  • Take responsibility: Stop being the victim and start becoming an active participant in turning around your health and state of mind.
  • Come up with a plan: To improve your health and emotional wellness, set goals that are realistic and measurable so you can monitor your progress and achieve success.
  • Put together your team: One of the biggest keys to successful lifestyle change is having a good support network. People on your team can be your doctor, chiropractor, therapist, health coach, nutritionist, personal trainer, family and friends.
  • Join the “movement” movement: Research has revealed that aerobic exercise, as well as yoga and meditation, not only promotes health and energy, but also helps to alleviate mild depression and anxiety.
  • Give your body the sleep it needs: Happy people tend to live active, vigorous lives, yet reserve time for rejuvenating sleep. Sleep deprivation can result in fatigue, diminished alertness and gloomy moods.
  • Seek work and leisure that engage your skills: Happy people can usually be found in an environment that challenges them without overwhelming them.

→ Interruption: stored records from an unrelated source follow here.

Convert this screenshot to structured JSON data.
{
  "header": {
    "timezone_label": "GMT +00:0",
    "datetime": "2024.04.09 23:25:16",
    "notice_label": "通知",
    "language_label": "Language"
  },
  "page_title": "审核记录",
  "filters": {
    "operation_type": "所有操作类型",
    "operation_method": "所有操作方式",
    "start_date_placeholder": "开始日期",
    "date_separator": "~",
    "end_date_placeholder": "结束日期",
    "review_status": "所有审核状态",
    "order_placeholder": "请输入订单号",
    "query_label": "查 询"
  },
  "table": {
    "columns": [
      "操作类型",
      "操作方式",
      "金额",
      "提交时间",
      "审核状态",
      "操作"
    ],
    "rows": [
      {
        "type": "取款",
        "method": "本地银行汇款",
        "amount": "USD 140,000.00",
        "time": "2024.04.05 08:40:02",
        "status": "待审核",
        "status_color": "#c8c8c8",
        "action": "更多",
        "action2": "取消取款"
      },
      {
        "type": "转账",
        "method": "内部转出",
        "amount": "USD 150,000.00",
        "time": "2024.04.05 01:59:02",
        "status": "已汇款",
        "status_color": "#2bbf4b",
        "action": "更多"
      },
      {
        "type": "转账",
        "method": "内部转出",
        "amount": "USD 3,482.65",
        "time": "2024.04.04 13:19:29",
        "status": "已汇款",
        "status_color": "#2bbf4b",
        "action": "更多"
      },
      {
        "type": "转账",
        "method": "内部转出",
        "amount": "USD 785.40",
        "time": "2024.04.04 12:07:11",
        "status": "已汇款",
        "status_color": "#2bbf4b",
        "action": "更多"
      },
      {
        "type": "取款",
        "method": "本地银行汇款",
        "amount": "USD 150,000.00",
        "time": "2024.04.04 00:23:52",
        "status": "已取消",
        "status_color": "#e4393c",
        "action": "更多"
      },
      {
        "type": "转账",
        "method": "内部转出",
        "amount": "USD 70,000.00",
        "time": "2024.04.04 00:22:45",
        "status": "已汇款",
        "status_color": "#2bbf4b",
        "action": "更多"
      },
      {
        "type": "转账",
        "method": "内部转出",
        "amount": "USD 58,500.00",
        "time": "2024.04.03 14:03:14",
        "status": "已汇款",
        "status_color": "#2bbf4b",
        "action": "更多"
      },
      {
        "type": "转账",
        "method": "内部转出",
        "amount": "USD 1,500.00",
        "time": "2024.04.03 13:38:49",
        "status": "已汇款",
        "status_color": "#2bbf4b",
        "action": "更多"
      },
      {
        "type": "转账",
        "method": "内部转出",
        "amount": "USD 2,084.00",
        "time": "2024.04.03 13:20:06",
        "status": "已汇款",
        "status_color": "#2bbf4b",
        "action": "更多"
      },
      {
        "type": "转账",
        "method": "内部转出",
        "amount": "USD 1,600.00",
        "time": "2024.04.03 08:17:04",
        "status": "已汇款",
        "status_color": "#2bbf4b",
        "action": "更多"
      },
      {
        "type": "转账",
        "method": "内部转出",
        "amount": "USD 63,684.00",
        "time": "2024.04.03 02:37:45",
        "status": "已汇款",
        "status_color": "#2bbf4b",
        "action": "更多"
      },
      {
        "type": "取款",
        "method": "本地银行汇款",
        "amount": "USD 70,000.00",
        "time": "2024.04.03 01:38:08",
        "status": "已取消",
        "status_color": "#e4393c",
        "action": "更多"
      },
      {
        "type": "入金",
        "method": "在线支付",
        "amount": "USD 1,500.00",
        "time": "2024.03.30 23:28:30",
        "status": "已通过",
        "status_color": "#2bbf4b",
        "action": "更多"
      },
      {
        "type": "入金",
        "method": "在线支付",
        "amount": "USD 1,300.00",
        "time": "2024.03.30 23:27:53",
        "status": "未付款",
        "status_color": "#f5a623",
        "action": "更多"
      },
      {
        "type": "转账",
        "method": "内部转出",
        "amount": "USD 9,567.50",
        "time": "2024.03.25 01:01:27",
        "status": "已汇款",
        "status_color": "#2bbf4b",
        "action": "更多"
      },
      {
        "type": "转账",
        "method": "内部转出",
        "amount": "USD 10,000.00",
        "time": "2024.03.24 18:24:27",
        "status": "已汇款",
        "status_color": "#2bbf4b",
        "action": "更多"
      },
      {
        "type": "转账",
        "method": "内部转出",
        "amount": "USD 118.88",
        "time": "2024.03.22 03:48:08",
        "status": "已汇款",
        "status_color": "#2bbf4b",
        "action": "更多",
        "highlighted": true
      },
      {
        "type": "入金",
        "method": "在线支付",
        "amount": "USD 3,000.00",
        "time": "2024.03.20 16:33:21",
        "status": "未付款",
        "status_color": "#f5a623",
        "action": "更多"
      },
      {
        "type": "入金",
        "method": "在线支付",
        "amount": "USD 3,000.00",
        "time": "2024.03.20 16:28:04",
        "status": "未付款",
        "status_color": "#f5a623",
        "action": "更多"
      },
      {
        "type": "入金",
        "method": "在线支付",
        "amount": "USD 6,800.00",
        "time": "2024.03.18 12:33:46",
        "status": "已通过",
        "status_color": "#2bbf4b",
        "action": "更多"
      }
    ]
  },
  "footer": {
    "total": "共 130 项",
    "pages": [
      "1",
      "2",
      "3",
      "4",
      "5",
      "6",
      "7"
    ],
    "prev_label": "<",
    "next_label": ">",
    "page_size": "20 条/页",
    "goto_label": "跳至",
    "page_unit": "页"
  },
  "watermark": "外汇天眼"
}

  • Give priority to close relationships: Close, intimate friendships with those who care deeply about you can help you get through difficult times. Cherish your closest relationships by not taking them for granted, and share time together.

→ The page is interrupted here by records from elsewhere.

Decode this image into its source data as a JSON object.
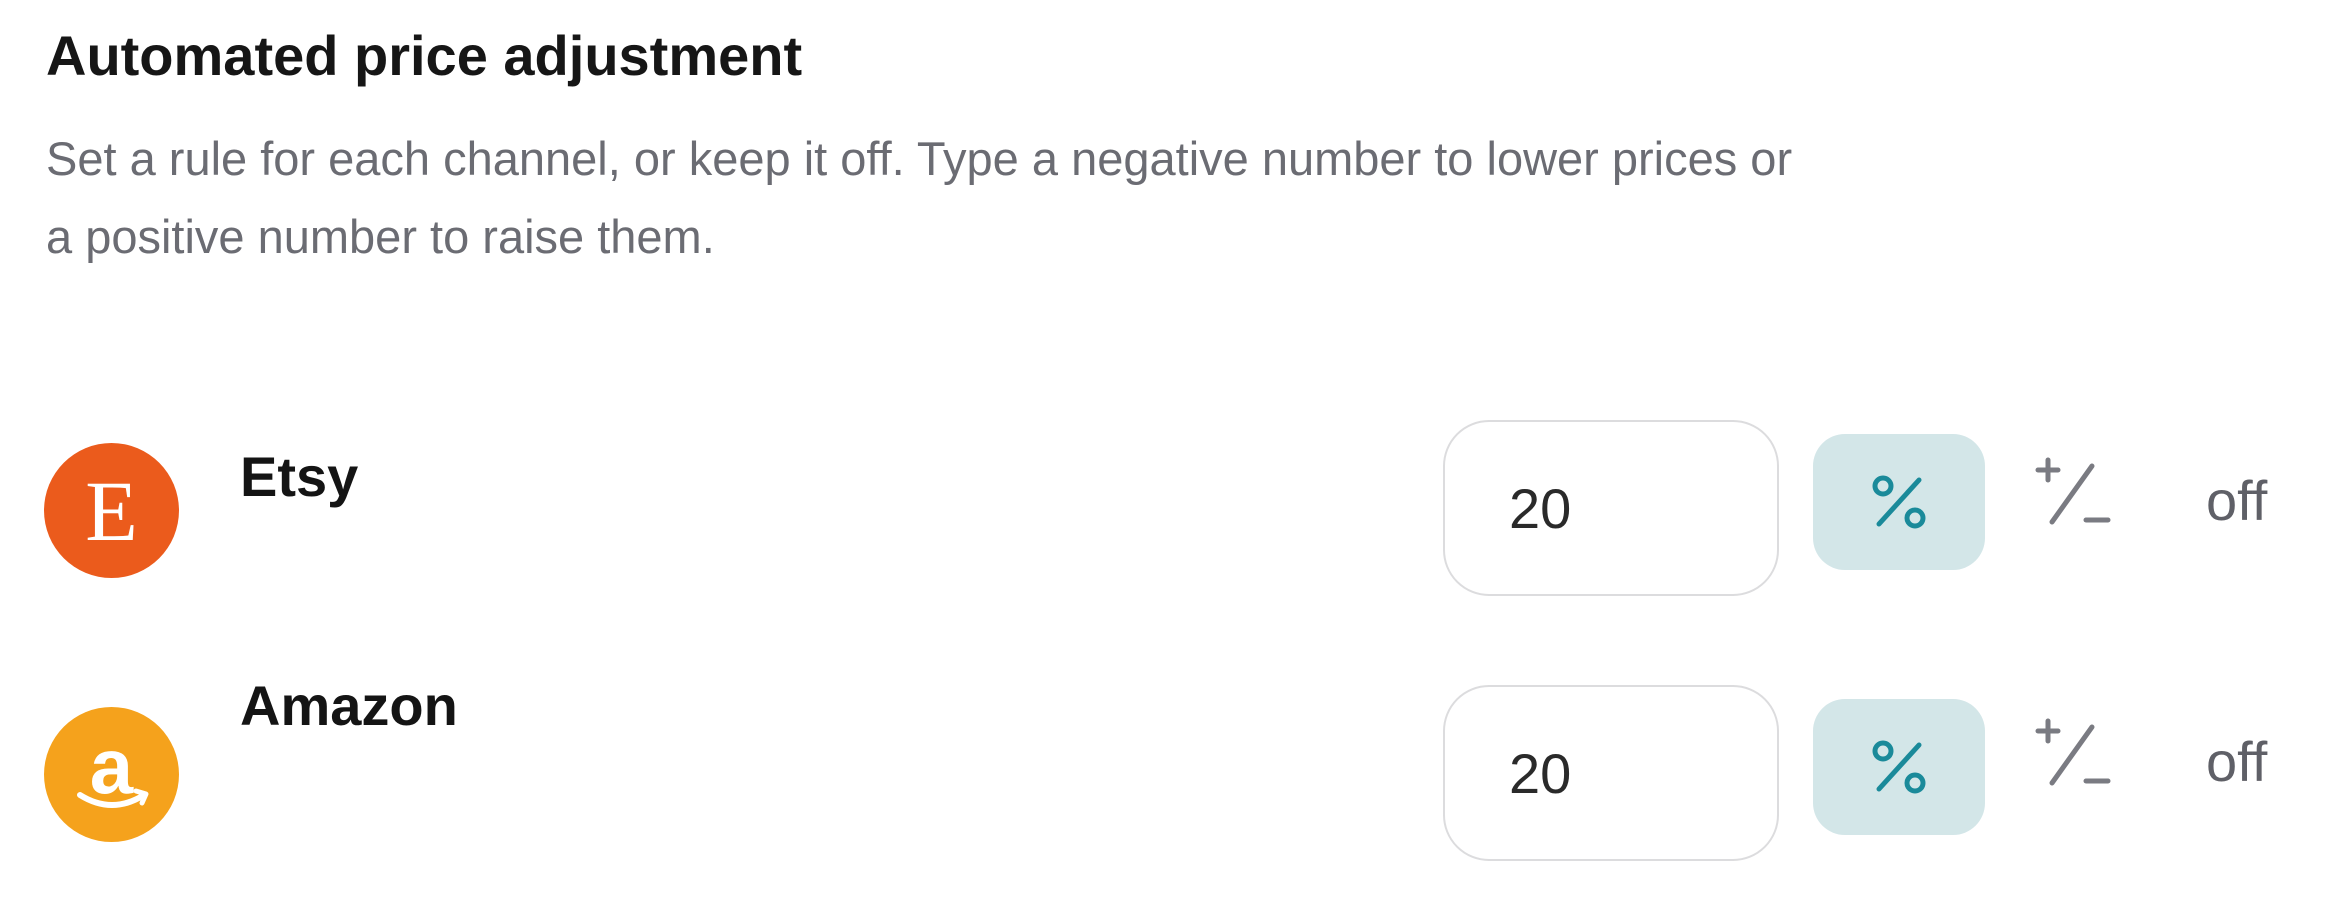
{
  "section": {
    "title": "Automated price adjustment",
    "description": "Set a rule for each channel, or keep it off. Type a negative number to lower prices or a positive number to raise them."
  },
  "colors": {
    "etsy_brand": "#eb5b1c",
    "amazon_brand": "#f5a21c",
    "unit_button_bg": "#d3e6e8",
    "unit_icon": "#1a8a9a"
  },
  "channels": [
    {
      "name": "Etsy",
      "logo_glyph": "E",
      "logo_icon": "etsy-logo-icon",
      "value": "20",
      "unit_icon": "percent-icon",
      "sign_icon": "plus-minus-icon",
      "state": "off"
    },
    {
      "name": "Amazon",
      "logo_glyph": "a",
      "logo_icon": "amazon-logo-icon",
      "value": "20",
      "unit_icon": "percent-icon",
      "sign_icon": "plus-minus-icon",
      "state": "off"
    }
  ]
}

  • Focus beyond the self: It is important to reach out to others in need. Doing good to others also makes one feel good.
  • Keep a gratitude journal: Taking time each day to pause and reflect on some positive aspect of your life (such as friends, family, health, freedom, education, natural surroundings) may increase your wellbeing.
  • Nurture your spiritual self: For many people to focus on spirituality and religion provides a support community and a sense of purpose and hope. Research indicates that people who nurture religious or spiritual interests tend to be happier and cope better with crises.

Decide what makes you happy, then assess areas of your life where this may be lacking and set out to improve the situation. Healing comes from taking responsibility: to realise that it is you and no one else that creates your thoughts, your feelings and your actions.

Barwais, F. Definitions of wellbeing, quality of life and wellness. Retrieved from: http://nwia.idwellness.org/
Quotes by Madeleine L’Engle. Retrieved from: http://www.goodreads.com

(Revised by M van Os)